> YOUR INSTRUCTIONS
Search the data for the string "weight" and copy each line where it turns up.

> SOURCE DATA

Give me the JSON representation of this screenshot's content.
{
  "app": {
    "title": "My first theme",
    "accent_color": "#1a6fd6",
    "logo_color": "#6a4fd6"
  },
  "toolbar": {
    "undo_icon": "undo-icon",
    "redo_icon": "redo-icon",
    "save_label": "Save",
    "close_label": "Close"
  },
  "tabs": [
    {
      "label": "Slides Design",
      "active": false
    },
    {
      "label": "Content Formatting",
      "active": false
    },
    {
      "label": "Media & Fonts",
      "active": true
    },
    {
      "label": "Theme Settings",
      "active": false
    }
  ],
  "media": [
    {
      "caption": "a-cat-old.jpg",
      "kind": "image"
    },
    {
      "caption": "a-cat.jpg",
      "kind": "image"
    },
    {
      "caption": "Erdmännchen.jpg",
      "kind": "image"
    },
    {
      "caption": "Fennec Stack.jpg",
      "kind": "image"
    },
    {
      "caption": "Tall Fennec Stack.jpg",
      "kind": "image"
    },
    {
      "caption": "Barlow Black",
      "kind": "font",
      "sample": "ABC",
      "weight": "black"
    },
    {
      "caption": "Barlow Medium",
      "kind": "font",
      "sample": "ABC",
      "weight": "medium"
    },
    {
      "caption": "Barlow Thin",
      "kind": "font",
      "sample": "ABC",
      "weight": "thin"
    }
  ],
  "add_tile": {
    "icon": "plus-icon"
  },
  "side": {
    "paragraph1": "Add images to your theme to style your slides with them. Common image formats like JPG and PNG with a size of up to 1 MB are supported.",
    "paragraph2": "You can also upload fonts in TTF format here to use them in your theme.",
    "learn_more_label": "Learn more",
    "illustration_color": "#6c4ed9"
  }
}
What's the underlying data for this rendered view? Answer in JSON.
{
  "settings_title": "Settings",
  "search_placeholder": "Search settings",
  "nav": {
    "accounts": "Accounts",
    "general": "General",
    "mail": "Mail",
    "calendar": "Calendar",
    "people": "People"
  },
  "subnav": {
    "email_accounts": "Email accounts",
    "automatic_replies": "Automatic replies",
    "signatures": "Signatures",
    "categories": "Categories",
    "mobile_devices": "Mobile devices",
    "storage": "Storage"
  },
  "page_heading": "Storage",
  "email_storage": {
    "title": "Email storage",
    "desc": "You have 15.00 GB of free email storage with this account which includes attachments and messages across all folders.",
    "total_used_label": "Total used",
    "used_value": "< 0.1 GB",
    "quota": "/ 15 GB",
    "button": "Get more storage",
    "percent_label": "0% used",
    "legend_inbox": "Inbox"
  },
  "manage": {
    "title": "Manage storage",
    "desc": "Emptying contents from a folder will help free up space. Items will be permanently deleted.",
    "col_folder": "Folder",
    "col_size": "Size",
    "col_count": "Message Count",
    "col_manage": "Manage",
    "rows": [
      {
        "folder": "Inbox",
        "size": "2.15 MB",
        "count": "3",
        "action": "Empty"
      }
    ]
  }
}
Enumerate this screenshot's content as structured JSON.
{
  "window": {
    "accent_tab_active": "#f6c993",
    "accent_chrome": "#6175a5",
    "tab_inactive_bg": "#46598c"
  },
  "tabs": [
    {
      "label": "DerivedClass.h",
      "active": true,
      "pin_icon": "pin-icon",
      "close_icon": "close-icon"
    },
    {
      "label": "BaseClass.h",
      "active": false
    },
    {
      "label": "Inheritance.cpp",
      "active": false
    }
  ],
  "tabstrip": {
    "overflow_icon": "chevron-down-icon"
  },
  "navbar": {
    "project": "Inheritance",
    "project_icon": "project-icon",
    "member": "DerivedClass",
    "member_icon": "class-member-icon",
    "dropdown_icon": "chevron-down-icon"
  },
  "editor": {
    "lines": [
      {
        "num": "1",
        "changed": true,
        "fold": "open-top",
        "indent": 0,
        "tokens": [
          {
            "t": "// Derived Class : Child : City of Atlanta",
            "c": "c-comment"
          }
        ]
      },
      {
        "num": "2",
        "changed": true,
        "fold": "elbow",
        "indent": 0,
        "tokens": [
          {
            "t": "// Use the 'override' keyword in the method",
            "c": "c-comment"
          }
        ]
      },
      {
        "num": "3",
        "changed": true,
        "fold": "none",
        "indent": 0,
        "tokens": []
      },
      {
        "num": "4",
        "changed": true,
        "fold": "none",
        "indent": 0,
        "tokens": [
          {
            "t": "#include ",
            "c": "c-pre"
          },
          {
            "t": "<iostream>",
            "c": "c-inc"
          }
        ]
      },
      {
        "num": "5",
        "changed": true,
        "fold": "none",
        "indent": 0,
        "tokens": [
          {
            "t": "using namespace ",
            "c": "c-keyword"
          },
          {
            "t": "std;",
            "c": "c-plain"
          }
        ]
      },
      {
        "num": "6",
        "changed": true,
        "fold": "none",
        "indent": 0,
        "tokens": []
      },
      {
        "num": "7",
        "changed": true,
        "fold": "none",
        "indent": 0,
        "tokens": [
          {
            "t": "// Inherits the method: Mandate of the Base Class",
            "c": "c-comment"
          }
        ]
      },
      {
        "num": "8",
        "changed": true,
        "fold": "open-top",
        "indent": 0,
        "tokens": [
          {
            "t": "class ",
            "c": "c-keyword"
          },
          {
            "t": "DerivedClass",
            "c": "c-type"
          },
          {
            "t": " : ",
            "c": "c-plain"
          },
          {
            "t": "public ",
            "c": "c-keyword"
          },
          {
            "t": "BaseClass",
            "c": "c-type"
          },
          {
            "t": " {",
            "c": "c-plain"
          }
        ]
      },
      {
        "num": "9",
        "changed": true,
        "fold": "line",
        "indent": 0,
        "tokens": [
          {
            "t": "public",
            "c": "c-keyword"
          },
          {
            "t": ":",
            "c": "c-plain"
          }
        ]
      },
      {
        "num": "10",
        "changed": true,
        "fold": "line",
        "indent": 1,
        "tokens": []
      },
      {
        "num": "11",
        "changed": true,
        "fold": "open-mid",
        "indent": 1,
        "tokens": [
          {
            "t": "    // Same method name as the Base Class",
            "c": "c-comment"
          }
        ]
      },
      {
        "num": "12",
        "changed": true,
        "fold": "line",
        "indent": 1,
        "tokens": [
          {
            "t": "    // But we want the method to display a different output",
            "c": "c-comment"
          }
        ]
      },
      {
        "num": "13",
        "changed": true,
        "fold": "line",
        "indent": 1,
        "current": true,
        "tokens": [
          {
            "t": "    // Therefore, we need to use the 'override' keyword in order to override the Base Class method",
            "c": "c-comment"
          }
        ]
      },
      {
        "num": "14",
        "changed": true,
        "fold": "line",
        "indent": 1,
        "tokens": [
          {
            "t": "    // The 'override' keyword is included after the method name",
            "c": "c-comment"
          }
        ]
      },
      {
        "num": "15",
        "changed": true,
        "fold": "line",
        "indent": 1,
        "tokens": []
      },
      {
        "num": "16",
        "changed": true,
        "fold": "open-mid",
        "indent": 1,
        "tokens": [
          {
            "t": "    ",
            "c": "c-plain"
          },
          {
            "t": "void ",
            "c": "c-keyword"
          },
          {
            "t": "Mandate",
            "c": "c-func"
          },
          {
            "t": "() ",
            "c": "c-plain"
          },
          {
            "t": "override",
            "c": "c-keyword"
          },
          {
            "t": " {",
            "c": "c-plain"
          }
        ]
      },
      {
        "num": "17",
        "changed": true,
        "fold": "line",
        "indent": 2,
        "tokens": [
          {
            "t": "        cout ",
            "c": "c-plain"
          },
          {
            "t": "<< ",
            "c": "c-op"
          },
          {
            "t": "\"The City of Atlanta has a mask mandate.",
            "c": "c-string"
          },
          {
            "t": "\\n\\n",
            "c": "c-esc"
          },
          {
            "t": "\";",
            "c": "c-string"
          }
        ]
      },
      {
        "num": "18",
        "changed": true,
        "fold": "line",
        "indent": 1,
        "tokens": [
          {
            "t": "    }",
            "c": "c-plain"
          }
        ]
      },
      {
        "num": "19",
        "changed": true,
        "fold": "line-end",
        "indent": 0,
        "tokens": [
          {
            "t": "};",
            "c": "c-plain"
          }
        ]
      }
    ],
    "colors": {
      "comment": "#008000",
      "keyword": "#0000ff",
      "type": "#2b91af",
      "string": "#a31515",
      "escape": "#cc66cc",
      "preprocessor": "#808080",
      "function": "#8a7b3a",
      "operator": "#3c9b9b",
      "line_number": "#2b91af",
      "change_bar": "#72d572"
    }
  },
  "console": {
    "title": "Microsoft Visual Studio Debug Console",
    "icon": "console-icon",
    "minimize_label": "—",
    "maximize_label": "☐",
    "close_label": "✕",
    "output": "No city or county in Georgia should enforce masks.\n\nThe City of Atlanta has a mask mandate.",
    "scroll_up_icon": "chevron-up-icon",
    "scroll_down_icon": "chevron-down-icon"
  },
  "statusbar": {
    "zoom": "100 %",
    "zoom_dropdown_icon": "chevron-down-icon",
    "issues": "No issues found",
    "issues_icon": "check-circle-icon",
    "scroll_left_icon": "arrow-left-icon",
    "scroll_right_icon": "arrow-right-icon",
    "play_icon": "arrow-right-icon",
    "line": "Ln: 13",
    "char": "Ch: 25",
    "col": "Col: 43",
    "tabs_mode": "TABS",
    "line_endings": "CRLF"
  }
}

> YOUR SOLUTION
      "weight": "black"
      "weight": "medium"
      "weight": "thin"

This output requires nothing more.